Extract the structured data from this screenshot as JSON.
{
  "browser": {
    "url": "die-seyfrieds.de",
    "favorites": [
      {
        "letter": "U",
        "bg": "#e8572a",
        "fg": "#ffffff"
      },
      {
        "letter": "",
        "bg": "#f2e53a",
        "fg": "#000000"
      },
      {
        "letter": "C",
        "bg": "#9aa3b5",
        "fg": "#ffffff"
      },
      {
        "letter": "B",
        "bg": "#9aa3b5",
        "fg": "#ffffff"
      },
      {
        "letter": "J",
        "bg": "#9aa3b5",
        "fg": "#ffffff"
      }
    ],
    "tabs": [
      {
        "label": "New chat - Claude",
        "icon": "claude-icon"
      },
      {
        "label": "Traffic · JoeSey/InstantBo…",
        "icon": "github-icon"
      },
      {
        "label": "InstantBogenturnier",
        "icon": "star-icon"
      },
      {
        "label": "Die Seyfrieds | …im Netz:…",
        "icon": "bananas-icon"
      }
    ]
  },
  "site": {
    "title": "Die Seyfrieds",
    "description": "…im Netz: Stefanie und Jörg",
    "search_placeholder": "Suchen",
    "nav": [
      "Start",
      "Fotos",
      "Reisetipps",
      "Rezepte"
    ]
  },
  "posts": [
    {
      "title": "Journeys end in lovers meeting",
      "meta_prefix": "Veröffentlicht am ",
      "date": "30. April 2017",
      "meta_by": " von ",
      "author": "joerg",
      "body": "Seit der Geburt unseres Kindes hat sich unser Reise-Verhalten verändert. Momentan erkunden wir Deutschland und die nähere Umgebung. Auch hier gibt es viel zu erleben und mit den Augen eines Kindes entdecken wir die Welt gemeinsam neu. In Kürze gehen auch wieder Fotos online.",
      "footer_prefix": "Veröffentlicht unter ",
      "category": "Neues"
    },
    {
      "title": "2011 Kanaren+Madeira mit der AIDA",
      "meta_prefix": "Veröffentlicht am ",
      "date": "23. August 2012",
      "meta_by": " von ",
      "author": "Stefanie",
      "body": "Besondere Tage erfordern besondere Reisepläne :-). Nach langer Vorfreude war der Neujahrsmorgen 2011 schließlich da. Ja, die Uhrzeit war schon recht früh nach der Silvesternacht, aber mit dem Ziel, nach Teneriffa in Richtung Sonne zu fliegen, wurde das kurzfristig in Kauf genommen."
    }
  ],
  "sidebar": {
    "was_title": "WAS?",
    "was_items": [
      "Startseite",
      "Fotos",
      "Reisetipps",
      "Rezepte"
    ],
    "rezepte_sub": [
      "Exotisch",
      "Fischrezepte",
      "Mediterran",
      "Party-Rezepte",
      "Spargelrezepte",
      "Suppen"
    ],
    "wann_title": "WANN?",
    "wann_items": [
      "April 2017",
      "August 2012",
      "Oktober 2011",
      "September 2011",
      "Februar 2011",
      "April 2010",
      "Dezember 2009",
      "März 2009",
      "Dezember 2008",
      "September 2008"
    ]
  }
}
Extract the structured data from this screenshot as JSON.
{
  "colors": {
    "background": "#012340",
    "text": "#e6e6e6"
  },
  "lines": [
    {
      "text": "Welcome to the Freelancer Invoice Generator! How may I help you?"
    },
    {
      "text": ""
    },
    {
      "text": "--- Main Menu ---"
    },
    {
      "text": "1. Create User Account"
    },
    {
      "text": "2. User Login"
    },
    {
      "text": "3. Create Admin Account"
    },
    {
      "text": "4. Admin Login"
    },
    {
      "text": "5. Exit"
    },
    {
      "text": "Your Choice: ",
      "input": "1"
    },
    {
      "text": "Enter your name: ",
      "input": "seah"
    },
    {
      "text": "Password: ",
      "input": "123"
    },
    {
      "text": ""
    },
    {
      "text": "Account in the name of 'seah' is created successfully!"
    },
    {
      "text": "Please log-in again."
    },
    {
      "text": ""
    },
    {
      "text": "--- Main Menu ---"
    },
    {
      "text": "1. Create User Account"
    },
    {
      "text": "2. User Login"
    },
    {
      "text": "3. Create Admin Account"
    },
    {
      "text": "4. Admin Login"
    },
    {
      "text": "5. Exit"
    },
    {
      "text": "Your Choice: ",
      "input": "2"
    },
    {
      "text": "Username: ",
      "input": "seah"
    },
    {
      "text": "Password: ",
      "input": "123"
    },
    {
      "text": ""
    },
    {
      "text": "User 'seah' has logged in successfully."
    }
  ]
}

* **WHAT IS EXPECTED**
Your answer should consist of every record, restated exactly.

* **COMPLETED TASK**
Extract the structured data from this screenshot as JSON.
{
  "browser": {
    "url": "die-seyfrieds.de",
    "favorites": [
      {
        "letter": "U",
        "bg": "#e8572a",
        "fg": "#ffffff"
      },
      {
        "letter": "",
        "bg": "#f2e53a",
        "fg": "#000000"
      },
      {
        "letter": "C",
        "bg": "#9aa3b5",
        "fg": "#ffffff"
      },
      {
        "letter": "B",
        "bg": "#9aa3b5",
        "fg": "#ffffff"
      },
      {
        "letter": "J",
        "bg": "#9aa3b5",
        "fg": "#ffffff"
      }
    ],
    "tabs": [
      {
        "label": "New chat - Claude",
        "icon": "claude-icon"
      },
      {
        "label": "Traffic · JoeSey/InstantBo…",
        "icon": "github-icon"
      },
      {
        "label": "InstantBogenturnier",
        "icon": "star-icon"
      },
      {
        "label": "Die Seyfrieds | …im Netz:…",
        "icon": "bananas-icon"
      }
    ]
  },
  "site": {
    "title": "Die Seyfrieds",
    "description": "…im Netz: Stefanie und Jörg",
    "search_placeholder": "Suchen",
    "nav": [
      "Start",
      "Fotos",
      "Reisetipps",
      "Rezepte"
    ]
  },
  "posts": [
    {
      "title": "Journeys end in lovers meeting",
      "meta_prefix": "Veröffentlicht am ",
      "date": "30. April 2017",
      "meta_by": " von ",
      "author": "joerg",
      "body": "Seit der Geburt unseres Kindes hat sich unser Reise-Verhalten verändert. Momentan erkunden wir Deutschland und die nähere Umgebung. Auch hier gibt es viel zu erleben und mit den Augen eines Kindes entdecken wir die Welt gemeinsam neu. In Kürze gehen auch wieder Fotos online.",
      "footer_prefix": "Veröffentlicht unter ",
      "category": "Neues"
    },
    {
      "title": "2011 Kanaren+Madeira mit der AIDA",
      "meta_prefix": "Veröffentlicht am ",
      "date": "23. August 2012",
      "meta_by": " von ",
      "author": "Stefanie",
      "body": "Besondere Tage erfordern besondere Reisepläne :-). Nach langer Vorfreude war der Neujahrsmorgen 2011 schließlich da. Ja, die Uhrzeit war schon recht früh nach der Silvesternacht, aber mit dem Ziel, nach Teneriffa in Richtung Sonne zu fliegen, wurde das kurzfristig in Kauf genommen."
    }
  ],
  "sidebar": {
    "was_title": "WAS?",
    "was_items": [
      "Startseite",
      "Fotos",
      "Reisetipps",
      "Rezepte"
    ],
    "rezepte_sub": [
      "Exotisch",
      "Fischrezepte",
      "Mediterran",
      "Party-Rezepte",
      "Spargelrezepte",
      "Suppen"
    ],
    "wann_title": "WANN?",
    "wann_items": [
      "April 2017",
      "August 2012",
      "Oktober 2011",
      "September 2011",
      "Februar 2011",
      "April 2010",
      "Dezember 2009",
      "März 2009",
      "Dezember 2008",
      "September 2008"
    ]
  }
}
Extract the structured data from this screenshot as JSON.
{
  "colors": {
    "background": "#012340",
    "text": "#e6e6e6"
  },
  "lines": [
    {
      "text": "Welcome to the Freelancer Invoice Generator! How may I help you?"
    },
    {
      "text": ""
    },
    {
      "text": "--- Main Menu ---"
    },
    {
      "text": "1. Create User Account"
    },
    {
      "text": "2. User Login"
    },
    {
      "text": "3. Create Admin Account"
    },
    {
      "text": "4. Admin Login"
    },
    {
      "text": "5. Exit"
    },
    {
      "text": "Your Choice: ",
      "input": "1"
    },
    {
      "text": "Enter your name: ",
      "input": "seah"
    },
    {
      "text": "Password: ",
      "input": "123"
    },
    {
      "text": ""
    },
    {
      "text": "Account in the name of 'seah' is created successfully!"
    },
    {
      "text": "Please log-in again."
    },
    {
      "text": ""
    },
    {
      "text": "--- Main Menu ---"
    },
    {
      "text": "1. Create User Account"
    },
    {
      "text": "2. User Login"
    },
    {
      "text": "3. Create Admin Account"
    },
    {
      "text": "4. Admin Login"
    },
    {
      "text": "5. Exit"
    },
    {
      "text": "Your Choice: ",
      "input": "2"
    },
    {
      "text": "Username: ",
      "input": "seah"
    },
    {
      "text": "Password: ",
      "input": "123"
    },
    {
      "text": ""
    },
    {
      "text": "User 'seah' has logged in successfully."
    }
  ]
}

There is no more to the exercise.